◆ Data supplied:
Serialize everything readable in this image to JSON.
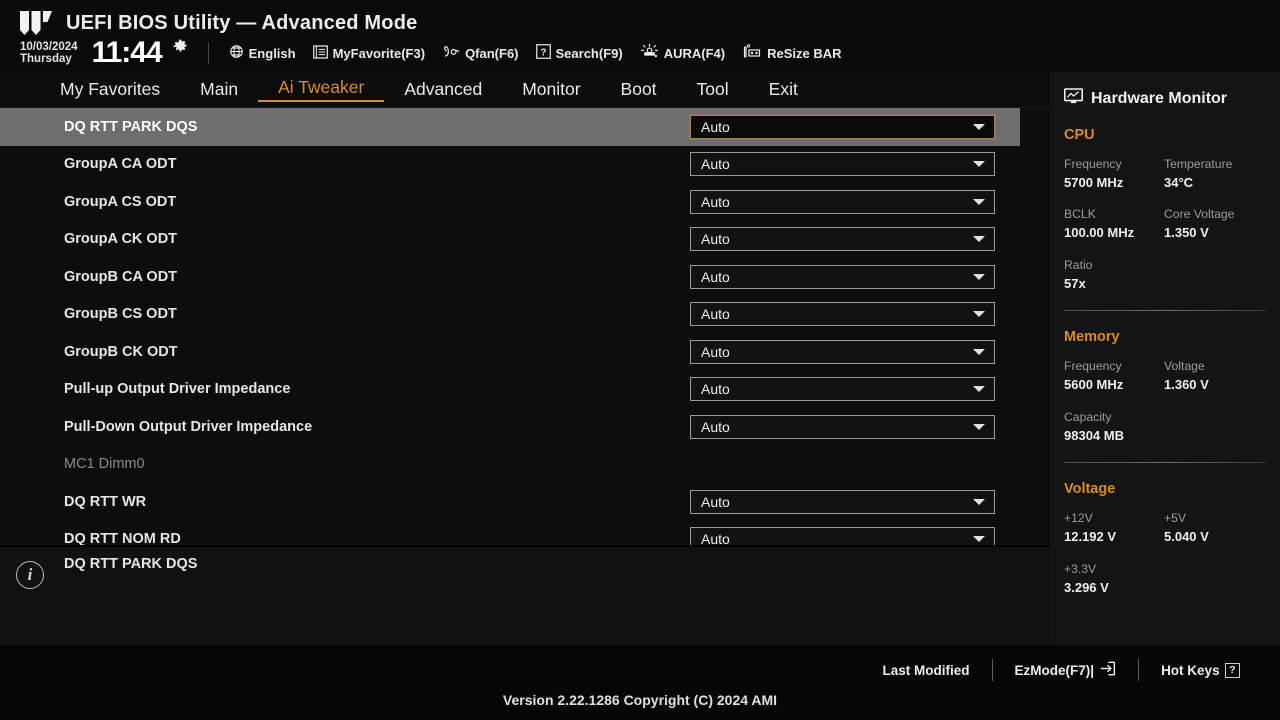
{
  "header": {
    "logo_icon": "tuf-shield-logo",
    "title": "UEFI BIOS Utility — Advanced Mode",
    "date": "10/03/2024",
    "weekday": "Thursday",
    "time": "11:44",
    "gear_icon": "gear-icon",
    "actions": [
      {
        "icon": "globe-icon",
        "label": "English"
      },
      {
        "icon": "list-icon",
        "label": "MyFavorite(F3)"
      },
      {
        "icon": "fan-icon",
        "label": "Qfan(F6)"
      },
      {
        "icon": "question-box-icon",
        "label": "Search(F9)"
      },
      {
        "icon": "aura-light-icon",
        "label": "AURA(F4)"
      },
      {
        "icon": "resize-bar-icon",
        "label": "ReSize BAR"
      }
    ]
  },
  "nav": {
    "items": [
      {
        "label": "My Favorites",
        "active": false
      },
      {
        "label": "Main",
        "active": false
      },
      {
        "label": "Ai Tweaker",
        "active": true
      },
      {
        "label": "Advanced",
        "active": false
      },
      {
        "label": "Monitor",
        "active": false
      },
      {
        "label": "Boot",
        "active": false
      },
      {
        "label": "Tool",
        "active": false
      },
      {
        "label": "Exit",
        "active": false
      }
    ]
  },
  "settings": {
    "rows": [
      {
        "label": "DQ RTT PARK DQS",
        "value": "Auto",
        "type": "dropdown",
        "selected": true
      },
      {
        "label": "GroupA CA ODT",
        "value": "Auto",
        "type": "dropdown",
        "selected": false
      },
      {
        "label": "GroupA CS ODT",
        "value": "Auto",
        "type": "dropdown",
        "selected": false
      },
      {
        "label": "GroupA CK ODT",
        "value": "Auto",
        "type": "dropdown",
        "selected": false
      },
      {
        "label": "GroupB CA ODT",
        "value": "Auto",
        "type": "dropdown",
        "selected": false
      },
      {
        "label": "GroupB CS ODT",
        "value": "Auto",
        "type": "dropdown",
        "selected": false
      },
      {
        "label": "GroupB CK ODT",
        "value": "Auto",
        "type": "dropdown",
        "selected": false
      },
      {
        "label": "Pull-up Output Driver Impedance",
        "value": "Auto",
        "type": "dropdown",
        "selected": false
      },
      {
        "label": "Pull-Down Output Driver Impedance",
        "value": "Auto",
        "type": "dropdown",
        "selected": false
      },
      {
        "label": "MC1 Dimm0",
        "value": "",
        "type": "section",
        "selected": false
      },
      {
        "label": "DQ RTT WR",
        "value": "Auto",
        "type": "dropdown",
        "selected": false
      },
      {
        "label": "DQ RTT NOM RD",
        "value": "Auto",
        "type": "dropdown",
        "selected": false
      }
    ]
  },
  "help": {
    "icon": "info-icon",
    "text": "DQ RTT PARK DQS"
  },
  "hardware_monitor": {
    "icon": "monitor-icon",
    "title": "Hardware Monitor",
    "sections": [
      {
        "name": "CPU",
        "entries": [
          {
            "key": "Frequency",
            "value": "5700 MHz"
          },
          {
            "key": "Temperature",
            "value": "34°C"
          },
          {
            "key": "BCLK",
            "value": "100.00 MHz"
          },
          {
            "key": "Core Voltage",
            "value": "1.350 V"
          },
          {
            "key": "Ratio",
            "value": "57x"
          }
        ]
      },
      {
        "name": "Memory",
        "entries": [
          {
            "key": "Frequency",
            "value": "5600 MHz"
          },
          {
            "key": "Voltage",
            "value": "1.360 V"
          },
          {
            "key": "Capacity",
            "value": "98304 MB"
          }
        ]
      },
      {
        "name": "Voltage",
        "entries": [
          {
            "key": "+12V",
            "value": "12.192 V"
          },
          {
            "key": "+5V",
            "value": "5.040 V"
          },
          {
            "key": "+3.3V",
            "value": "3.296 V"
          }
        ]
      }
    ]
  },
  "footer": {
    "last_modified": "Last Modified",
    "ezmode": "EzMode(F7)|",
    "ezmode_icon": "arrow-into-box-icon",
    "hotkeys": "Hot Keys",
    "hotkeys_key": "?",
    "version": "Version 2.22.1286 Copyright (C) 2024 AMI"
  },
  "colors": {
    "accent": "#d98c23",
    "selected_row": "#6e6e6e",
    "panel": "#141414",
    "background": "#0d0d0d"
  }
}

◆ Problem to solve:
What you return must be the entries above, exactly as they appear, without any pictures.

◆ Written reply:
Serialize everything readable in this image to JSON.
{
  "header": {
    "logo_icon": "tuf-shield-logo",
    "title": "UEFI BIOS Utility — Advanced Mode",
    "date": "10/03/2024",
    "weekday": "Thursday",
    "time": "11:44",
    "gear_icon": "gear-icon",
    "actions": [
      {
        "icon": "globe-icon",
        "label": "English"
      },
      {
        "icon": "list-icon",
        "label": "MyFavorite(F3)"
      },
      {
        "icon": "fan-icon",
        "label": "Qfan(F6)"
      },
      {
        "icon": "question-box-icon",
        "label": "Search(F9)"
      },
      {
        "icon": "aura-light-icon",
        "label": "AURA(F4)"
      },
      {
        "icon": "resize-bar-icon",
        "label": "ReSize BAR"
      }
    ]
  },
  "nav": {
    "items": [
      {
        "label": "My Favorites",
        "active": false
      },
      {
        "label": "Main",
        "active": false
      },
      {
        "label": "Ai Tweaker",
        "active": true
      },
      {
        "label": "Advanced",
        "active": false
      },
      {
        "label": "Monitor",
        "active": false
      },
      {
        "label": "Boot",
        "active": false
      },
      {
        "label": "Tool",
        "active": false
      },
      {
        "label": "Exit",
        "active": false
      }
    ]
  },
  "settings": {
    "rows": [
      {
        "label": "DQ RTT PARK DQS",
        "value": "Auto",
        "type": "dropdown",
        "selected": true
      },
      {
        "label": "GroupA CA ODT",
        "value": "Auto",
        "type": "dropdown",
        "selected": false
      },
      {
        "label": "GroupA CS ODT",
        "value": "Auto",
        "type": "dropdown",
        "selected": false
      },
      {
        "label": "GroupA CK ODT",
        "value": "Auto",
        "type": "dropdown",
        "selected": false
      },
      {
        "label": "GroupB CA ODT",
        "value": "Auto",
        "type": "dropdown",
        "selected": false
      },
      {
        "label": "GroupB CS ODT",
        "value": "Auto",
        "type": "dropdown",
        "selected": false
      },
      {
        "label": "GroupB CK ODT",
        "value": "Auto",
        "type": "dropdown",
        "selected": false
      },
      {
        "label": "Pull-up Output Driver Impedance",
        "value": "Auto",
        "type": "dropdown",
        "selected": false
      },
      {
        "label": "Pull-Down Output Driver Impedance",
        "value": "Auto",
        "type": "dropdown",
        "selected": false
      },
      {
        "label": "MC1 Dimm0",
        "value": "",
        "type": "section",
        "selected": false
      },
      {
        "label": "DQ RTT WR",
        "value": "Auto",
        "type": "dropdown",
        "selected": false
      },
      {
        "label": "DQ RTT NOM RD",
        "value": "Auto",
        "type": "dropdown",
        "selected": false
      }
    ]
  },
  "help": {
    "icon": "info-icon",
    "text": "DQ RTT PARK DQS"
  },
  "hardware_monitor": {
    "icon": "monitor-icon",
    "title": "Hardware Monitor",
    "sections": [
      {
        "name": "CPU",
        "entries": [
          {
            "key": "Frequency",
            "value": "5700 MHz"
          },
          {
            "key": "Temperature",
            "value": "34°C"
          },
          {
            "key": "BCLK",
            "value": "100.00 MHz"
          },
          {
            "key": "Core Voltage",
            "value": "1.350 V"
          },
          {
            "key": "Ratio",
            "value": "57x"
          }
        ]
      },
      {
        "name": "Memory",
        "entries": [
          {
            "key": "Frequency",
            "value": "5600 MHz"
          },
          {
            "key": "Voltage",
            "value": "1.360 V"
          },
          {
            "key": "Capacity",
            "value": "98304 MB"
          }
        ]
      },
      {
        "name": "Voltage",
        "entries": [
          {
            "key": "+12V",
            "value": "12.192 V"
          },
          {
            "key": "+5V",
            "value": "5.040 V"
          },
          {
            "key": "+3.3V",
            "value": "3.296 V"
          }
        ]
      }
    ]
  },
  "footer": {
    "last_modified": "Last Modified",
    "ezmode": "EzMode(F7)|",
    "ezmode_icon": "arrow-into-box-icon",
    "hotkeys": "Hot Keys",
    "hotkeys_key": "?",
    "version": "Version 2.22.1286 Copyright (C) 2024 AMI"
  },
  "colors": {
    "accent": "#d98c23",
    "selected_row": "#6e6e6e",
    "panel": "#141414",
    "background": "#0d0d0d"
  }
}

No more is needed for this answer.